1:52pm Monday 11th March 2013 in News
IN all this controversy over meat contamination, it’s the Mafia I feel most sorry for.
Find a horse’s head in your bed in the old days and you’d be terror-stricken at having offended a crime family.
Find one there now and you’d just assume your doorbell was broken, leaving the supermarket delivery service no option but to chuck your ‘prime beef’ in through the window.
You have to pity the supermarket delivery folk, though. I daresay it’s really unnerving to be the only people in Britain more likely to make a horse bolt by obeying the Highway Code and driving past really slowly than if they blasted by at 90.
If you’re anything like me, you’ve been casting a wary eye over the contents of your freezer and a wary ear to the comments of the various organisations involved. You may be wondering what some of those comments actually mean, so as a public service I’ve translated a few.
Food suppliers, for example, say things like: “We shall work to discover how this unfortunate confusion occurred.”
What they mean is: “We have been labelling horsemeat as beef, either because nobody at our abattoir can tell the difference between a horse and a cow or because the Food Standards Agency doesn’t exactly fill us with terror.
“Do you seriously think anybody, anywhere, is going to be punished for any of this? If you do, then you probably also think heads are going to roll because of hundreds of people dying unnecessarily at that hospital.”
Food suppliers also say: “We pursue the most rigorous standards at our abattoirs.”
What they mean is: “We ensure our abattoirs are located in countries inspectors are scared to visit. Several are next door to unlawful CIA prisons that don’t officially exist. Never mind horse meat; your kievs probably contain bits of hippies who re-Tweeted jokes about Bush.”
Something else food suppliers say is: “We shall put rigorous and robust new testing procedures in place.”
What they mean is: “We’ll test our meat and for all we know the results will come back saying, ‘Horse, donkey, dog, cat, rat and a soupcon of lizard because somebody’s pet iguana fell into the grinder.’ Then, when the Government comes calling and asks us about the results, we’ll say, ‘Prime beef, and nothing but prime beef. Mmmmmm.’”
Supermarket bosses have also been commenting, and often say: “We’re truly sorry this has happened and will work to ensure it never happens again. We really, really care.”
What they mean is: “We’re sorry anybody found out about this, as it might harm our profits. We really, really care about our profits.”
Certain politicians are saying: “The strongest measures will be taken against those responsible.”

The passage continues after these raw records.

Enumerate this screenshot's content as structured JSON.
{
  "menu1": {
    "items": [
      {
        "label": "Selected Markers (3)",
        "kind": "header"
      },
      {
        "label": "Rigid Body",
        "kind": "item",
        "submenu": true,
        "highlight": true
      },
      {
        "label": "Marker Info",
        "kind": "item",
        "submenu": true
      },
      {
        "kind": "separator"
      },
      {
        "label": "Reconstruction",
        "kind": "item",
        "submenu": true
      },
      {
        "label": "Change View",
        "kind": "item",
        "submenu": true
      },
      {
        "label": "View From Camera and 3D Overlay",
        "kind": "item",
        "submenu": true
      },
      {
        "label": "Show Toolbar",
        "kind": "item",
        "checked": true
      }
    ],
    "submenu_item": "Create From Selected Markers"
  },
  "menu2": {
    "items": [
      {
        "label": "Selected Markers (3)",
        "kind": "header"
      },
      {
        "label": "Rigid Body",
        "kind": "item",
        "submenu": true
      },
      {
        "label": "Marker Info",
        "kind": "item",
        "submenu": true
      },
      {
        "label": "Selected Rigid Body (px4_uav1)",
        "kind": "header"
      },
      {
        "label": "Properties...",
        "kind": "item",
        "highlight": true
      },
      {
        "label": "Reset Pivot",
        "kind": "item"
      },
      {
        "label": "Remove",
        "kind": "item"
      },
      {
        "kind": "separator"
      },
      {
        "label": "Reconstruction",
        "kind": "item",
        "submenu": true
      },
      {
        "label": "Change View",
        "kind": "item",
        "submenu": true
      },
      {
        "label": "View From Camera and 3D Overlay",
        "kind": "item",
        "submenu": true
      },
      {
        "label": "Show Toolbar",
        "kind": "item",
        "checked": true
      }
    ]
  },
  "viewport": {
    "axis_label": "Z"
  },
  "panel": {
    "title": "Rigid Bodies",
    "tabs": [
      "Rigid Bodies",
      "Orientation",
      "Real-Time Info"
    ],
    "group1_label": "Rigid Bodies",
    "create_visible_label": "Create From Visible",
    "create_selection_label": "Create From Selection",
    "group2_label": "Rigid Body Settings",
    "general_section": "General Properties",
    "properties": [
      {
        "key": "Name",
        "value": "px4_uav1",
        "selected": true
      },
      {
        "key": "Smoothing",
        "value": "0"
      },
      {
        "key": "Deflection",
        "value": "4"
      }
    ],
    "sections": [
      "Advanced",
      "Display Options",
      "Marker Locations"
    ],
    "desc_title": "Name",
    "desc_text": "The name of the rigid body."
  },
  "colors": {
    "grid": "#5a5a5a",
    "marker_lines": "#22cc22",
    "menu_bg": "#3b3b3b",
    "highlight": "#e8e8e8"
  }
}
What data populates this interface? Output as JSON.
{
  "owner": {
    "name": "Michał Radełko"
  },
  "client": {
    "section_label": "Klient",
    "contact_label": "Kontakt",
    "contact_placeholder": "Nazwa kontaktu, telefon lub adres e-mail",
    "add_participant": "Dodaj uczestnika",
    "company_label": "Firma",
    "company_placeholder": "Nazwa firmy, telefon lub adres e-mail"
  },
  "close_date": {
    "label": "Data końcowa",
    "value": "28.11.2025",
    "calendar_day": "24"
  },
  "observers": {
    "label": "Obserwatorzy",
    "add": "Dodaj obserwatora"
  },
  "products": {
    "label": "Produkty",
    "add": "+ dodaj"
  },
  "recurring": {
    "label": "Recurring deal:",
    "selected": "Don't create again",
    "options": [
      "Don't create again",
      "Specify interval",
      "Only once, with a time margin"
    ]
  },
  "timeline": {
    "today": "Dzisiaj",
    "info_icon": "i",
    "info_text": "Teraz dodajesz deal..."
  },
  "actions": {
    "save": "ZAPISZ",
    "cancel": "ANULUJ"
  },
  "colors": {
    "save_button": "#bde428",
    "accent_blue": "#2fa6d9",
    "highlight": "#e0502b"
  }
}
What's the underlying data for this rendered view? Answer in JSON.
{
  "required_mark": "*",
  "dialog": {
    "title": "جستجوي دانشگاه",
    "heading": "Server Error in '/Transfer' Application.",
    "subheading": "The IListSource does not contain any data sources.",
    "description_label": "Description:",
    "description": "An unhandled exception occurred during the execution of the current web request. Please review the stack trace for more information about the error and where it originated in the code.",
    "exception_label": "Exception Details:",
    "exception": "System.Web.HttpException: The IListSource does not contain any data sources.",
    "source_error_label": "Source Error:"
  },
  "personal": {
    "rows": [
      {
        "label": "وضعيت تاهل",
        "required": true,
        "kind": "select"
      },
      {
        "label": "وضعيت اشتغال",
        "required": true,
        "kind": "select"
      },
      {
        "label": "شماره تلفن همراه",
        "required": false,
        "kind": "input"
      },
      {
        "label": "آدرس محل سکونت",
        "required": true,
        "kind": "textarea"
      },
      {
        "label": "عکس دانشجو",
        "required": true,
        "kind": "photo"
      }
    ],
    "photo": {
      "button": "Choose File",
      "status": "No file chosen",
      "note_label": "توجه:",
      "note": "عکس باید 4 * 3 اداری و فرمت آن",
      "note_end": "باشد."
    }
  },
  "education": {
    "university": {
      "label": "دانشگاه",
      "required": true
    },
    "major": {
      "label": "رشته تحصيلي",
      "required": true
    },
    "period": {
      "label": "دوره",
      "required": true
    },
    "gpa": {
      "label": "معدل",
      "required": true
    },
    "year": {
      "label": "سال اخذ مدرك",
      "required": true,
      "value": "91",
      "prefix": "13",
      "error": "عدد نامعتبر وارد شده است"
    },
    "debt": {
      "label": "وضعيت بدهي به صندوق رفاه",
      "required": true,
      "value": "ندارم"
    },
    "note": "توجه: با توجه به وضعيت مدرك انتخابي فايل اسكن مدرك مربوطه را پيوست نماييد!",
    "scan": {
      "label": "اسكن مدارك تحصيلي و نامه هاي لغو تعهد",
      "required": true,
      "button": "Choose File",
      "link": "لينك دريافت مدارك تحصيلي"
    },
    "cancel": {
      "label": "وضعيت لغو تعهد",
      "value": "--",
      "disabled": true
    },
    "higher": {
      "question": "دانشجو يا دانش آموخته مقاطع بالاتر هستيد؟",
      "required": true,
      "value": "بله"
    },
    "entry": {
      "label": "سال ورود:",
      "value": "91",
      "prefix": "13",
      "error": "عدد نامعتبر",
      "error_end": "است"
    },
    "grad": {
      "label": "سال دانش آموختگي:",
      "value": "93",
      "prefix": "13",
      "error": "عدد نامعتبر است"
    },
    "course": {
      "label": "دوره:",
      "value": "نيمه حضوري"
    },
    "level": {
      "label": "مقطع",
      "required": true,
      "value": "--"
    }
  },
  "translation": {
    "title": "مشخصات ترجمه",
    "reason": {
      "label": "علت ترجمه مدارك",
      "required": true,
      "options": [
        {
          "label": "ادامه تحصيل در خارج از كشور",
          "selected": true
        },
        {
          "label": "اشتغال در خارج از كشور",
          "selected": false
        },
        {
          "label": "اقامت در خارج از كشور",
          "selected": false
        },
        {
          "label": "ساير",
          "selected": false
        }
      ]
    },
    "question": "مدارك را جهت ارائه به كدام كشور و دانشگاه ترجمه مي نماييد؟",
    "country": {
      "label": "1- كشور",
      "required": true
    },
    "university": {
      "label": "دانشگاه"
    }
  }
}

What they mean is: “I’ll be at my club with the supermarket bosses this very afternoon, and I’ll tell them in no uncertain terms that they’ll be for the high jump unless I get a directorship.”
Make sure you microchip your chihuahua, madam
WILL the mandatory microchipping of dogs, welcomed by many local vets, be as much of a boost to animal welfare and public safety as campaigners claim?
We won’t be able to answer that one until the first prosecutions for not chipping.
If those targeted are pointy-headed thugs who allow their vicious, untrained dogs to terrorise communities, then I’ll say: “Wow, this new law is really working.”
And if they happen instead to be little old ladies who forgot to get their Yorkies or poodles chipped, and are coincidentally less likely to batter any official who challenges them?
Maybe I’ll say something else in that case, especially if the prosecution starts spouting about ‘Zero Tolerance’.
- ONCE again our libraries are in line to be hit by cuts, this time to the tune of 132 opening hours per week. Swindon’s aren’t the only libraries to suffer in this way; there are similar tales of woe across the country. You know, if I were a cynic I might suspect somebody, somewhere wants to keep as many of us as possible as uninformed as possible.